Exercise: When you copy the data, keep every line exactly as written and skip the pictures.

(Items from an interface collection)
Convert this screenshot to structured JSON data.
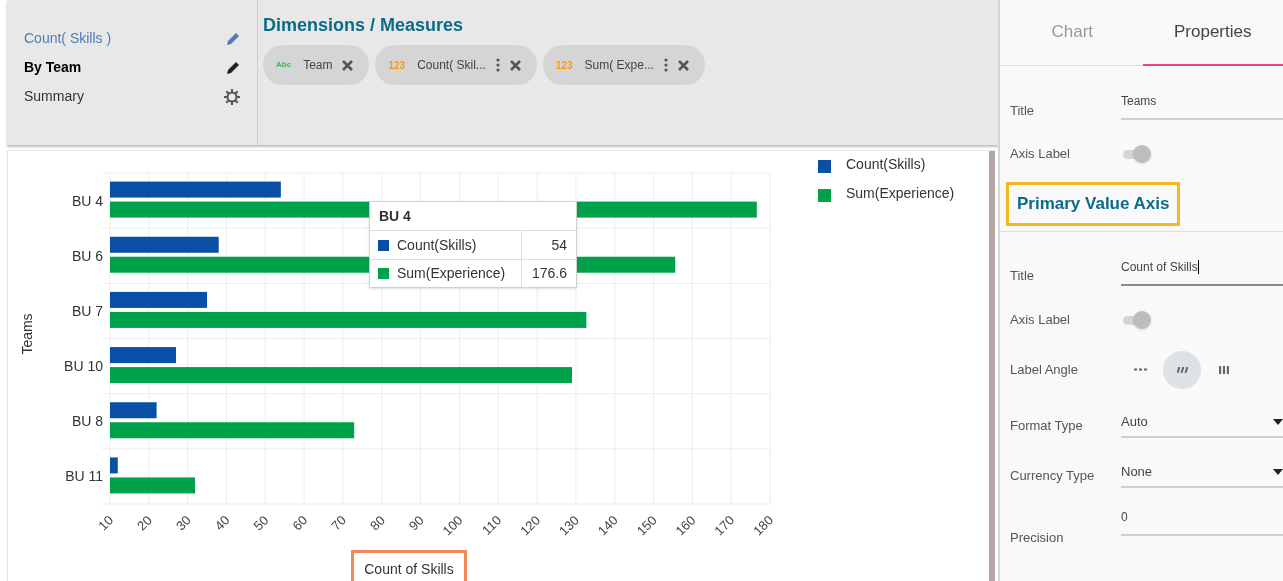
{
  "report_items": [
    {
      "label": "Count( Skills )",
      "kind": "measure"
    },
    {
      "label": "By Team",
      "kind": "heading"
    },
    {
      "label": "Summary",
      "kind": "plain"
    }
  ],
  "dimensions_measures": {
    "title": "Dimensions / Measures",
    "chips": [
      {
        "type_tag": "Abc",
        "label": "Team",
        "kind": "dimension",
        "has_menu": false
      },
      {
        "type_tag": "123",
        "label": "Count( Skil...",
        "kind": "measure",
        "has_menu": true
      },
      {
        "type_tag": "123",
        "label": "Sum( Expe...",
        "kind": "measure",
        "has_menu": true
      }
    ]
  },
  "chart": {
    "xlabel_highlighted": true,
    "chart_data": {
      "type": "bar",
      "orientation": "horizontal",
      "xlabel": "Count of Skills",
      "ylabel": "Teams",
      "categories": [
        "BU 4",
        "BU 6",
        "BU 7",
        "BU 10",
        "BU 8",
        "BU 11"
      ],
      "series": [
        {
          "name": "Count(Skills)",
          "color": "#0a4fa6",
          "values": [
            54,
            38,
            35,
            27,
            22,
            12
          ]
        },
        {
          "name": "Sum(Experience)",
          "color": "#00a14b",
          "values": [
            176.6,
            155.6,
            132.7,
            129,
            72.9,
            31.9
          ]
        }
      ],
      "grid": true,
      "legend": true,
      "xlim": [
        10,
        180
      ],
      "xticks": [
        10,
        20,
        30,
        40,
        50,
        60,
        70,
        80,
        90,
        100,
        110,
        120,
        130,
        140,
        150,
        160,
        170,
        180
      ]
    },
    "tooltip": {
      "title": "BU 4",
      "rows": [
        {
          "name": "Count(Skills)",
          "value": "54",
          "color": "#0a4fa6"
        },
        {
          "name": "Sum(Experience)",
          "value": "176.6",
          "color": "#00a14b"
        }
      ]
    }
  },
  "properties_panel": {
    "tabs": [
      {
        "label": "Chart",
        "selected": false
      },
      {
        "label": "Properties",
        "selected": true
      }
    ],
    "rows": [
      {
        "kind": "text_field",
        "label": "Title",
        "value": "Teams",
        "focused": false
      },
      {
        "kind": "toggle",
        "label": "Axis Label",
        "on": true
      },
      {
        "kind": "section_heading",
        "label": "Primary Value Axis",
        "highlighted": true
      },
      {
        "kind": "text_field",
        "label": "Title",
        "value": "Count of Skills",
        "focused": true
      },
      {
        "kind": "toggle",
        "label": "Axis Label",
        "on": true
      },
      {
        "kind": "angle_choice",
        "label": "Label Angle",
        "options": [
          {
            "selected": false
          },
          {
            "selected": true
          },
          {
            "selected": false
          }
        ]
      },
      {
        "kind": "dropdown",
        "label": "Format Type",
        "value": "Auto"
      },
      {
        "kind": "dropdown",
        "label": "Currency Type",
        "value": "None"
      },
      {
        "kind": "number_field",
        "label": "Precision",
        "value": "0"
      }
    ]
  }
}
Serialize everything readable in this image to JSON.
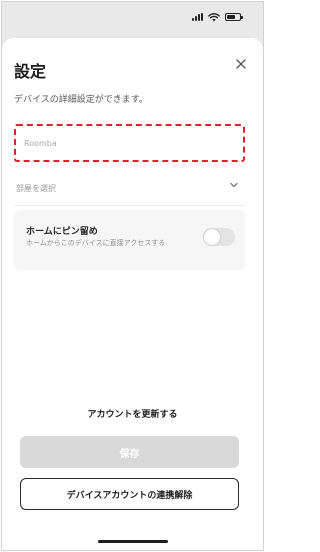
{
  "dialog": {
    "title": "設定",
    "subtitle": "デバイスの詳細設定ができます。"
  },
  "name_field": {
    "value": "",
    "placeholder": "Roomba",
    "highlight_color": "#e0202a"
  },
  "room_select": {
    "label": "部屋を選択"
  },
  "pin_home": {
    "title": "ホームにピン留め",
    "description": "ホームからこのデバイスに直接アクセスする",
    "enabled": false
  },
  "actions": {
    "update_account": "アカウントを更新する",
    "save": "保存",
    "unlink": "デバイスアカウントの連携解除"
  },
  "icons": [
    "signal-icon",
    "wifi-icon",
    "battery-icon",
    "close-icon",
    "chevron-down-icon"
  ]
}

Answer box:
Convert this screenshot to structured JSON data.
{
  "report_items": [
    {
      "label": "Count( Skills )",
      "kind": "measure"
    },
    {
      "label": "By Team",
      "kind": "heading"
    },
    {
      "label": "Summary",
      "kind": "plain"
    }
  ],
  "dimensions_measures": {
    "title": "Dimensions / Measures",
    "chips": [
      {
        "type_tag": "Abc",
        "label": "Team",
        "kind": "dimension",
        "has_menu": false
      },
      {
        "type_tag": "123",
        "label": "Count( Skil...",
        "kind": "measure",
        "has_menu": true
      },
      {
        "type_tag": "123",
        "label": "Sum( Expe...",
        "kind": "measure",
        "has_menu": true
      }
    ]
  },
  "chart": {
    "xlabel_highlighted": true,
    "chart_data": {
      "type": "bar",
      "orientation": "horizontal",
      "xlabel": "Count of Skills",
      "ylabel": "Teams",
      "categories": [
        "BU 4",
        "BU 6",
        "BU 7",
        "BU 10",
        "BU 8",
        "BU 11"
      ],
      "series": [
        {
          "name": "Count(Skills)",
          "color": "#0a4fa6",
          "values": [
            54,
            38,
            35,
            27,
            22,
            12
          ]
        },
        {
          "name": "Sum(Experience)",
          "color": "#00a14b",
          "values": [
            176.6,
            155.6,
            132.7,
            129,
            72.9,
            31.9
          ]
        }
      ],
      "grid": true,
      "legend": true,
      "xlim": [
        10,
        180
      ],
      "xticks": [
        10,
        20,
        30,
        40,
        50,
        60,
        70,
        80,
        90,
        100,
        110,
        120,
        130,
        140,
        150,
        160,
        170,
        180
      ]
    },
    "tooltip": {
      "title": "BU 4",
      "rows": [
        {
          "name": "Count(Skills)",
          "value": "54",
          "color": "#0a4fa6"
        },
        {
          "name": "Sum(Experience)",
          "value": "176.6",
          "color": "#00a14b"
        }
      ]
    }
  },
  "properties_panel": {
    "tabs": [
      {
        "label": "Chart",
        "selected": false
      },
      {
        "label": "Properties",
        "selected": true
      }
    ],
    "rows": [
      {
        "kind": "text_field",
        "label": "Title",
        "value": "Teams",
        "focused": false
      },
      {
        "kind": "toggle",
        "label": "Axis Label",
        "on": true
      },
      {
        "kind": "section_heading",
        "label": "Primary Value Axis",
        "highlighted": true
      },
      {
        "kind": "text_field",
        "label": "Title",
        "value": "Count of Skills",
        "focused": true
      },
      {
        "kind": "toggle",
        "label": "Axis Label",
        "on": true
      },
      {
        "kind": "angle_choice",
        "label": "Label Angle",
        "options": [
          {
            "selected": false
          },
          {
            "selected": true
          },
          {
            "selected": false
          }
        ]
      },
      {
        "kind": "dropdown",
        "label": "Format Type",
        "value": "Auto"
      },
      {
        "kind": "dropdown",
        "label": "Currency Type",
        "value": "None"
      },
      {
        "kind": "number_field",
        "label": "Precision",
        "value": "0"
      }
    ]
  }
}
Serialize everything readable in this image to JSON.
{
  "dialog": {
    "title": "設定",
    "subtitle": "デバイスの詳細設定ができます。"
  },
  "name_field": {
    "value": "",
    "placeholder": "Roomba",
    "highlight_color": "#e0202a"
  },
  "room_select": {
    "label": "部屋を選択"
  },
  "pin_home": {
    "title": "ホームにピン留め",
    "description": "ホームからこのデバイスに直接アクセスする",
    "enabled": false
  },
  "actions": {
    "update_account": "アカウントを更新する",
    "save": "保存",
    "unlink": "デバイスアカウントの連携解除"
  },
  "icons": [
    "signal-icon",
    "wifi-icon",
    "battery-icon",
    "close-icon",
    "chevron-down-icon"
  ]
}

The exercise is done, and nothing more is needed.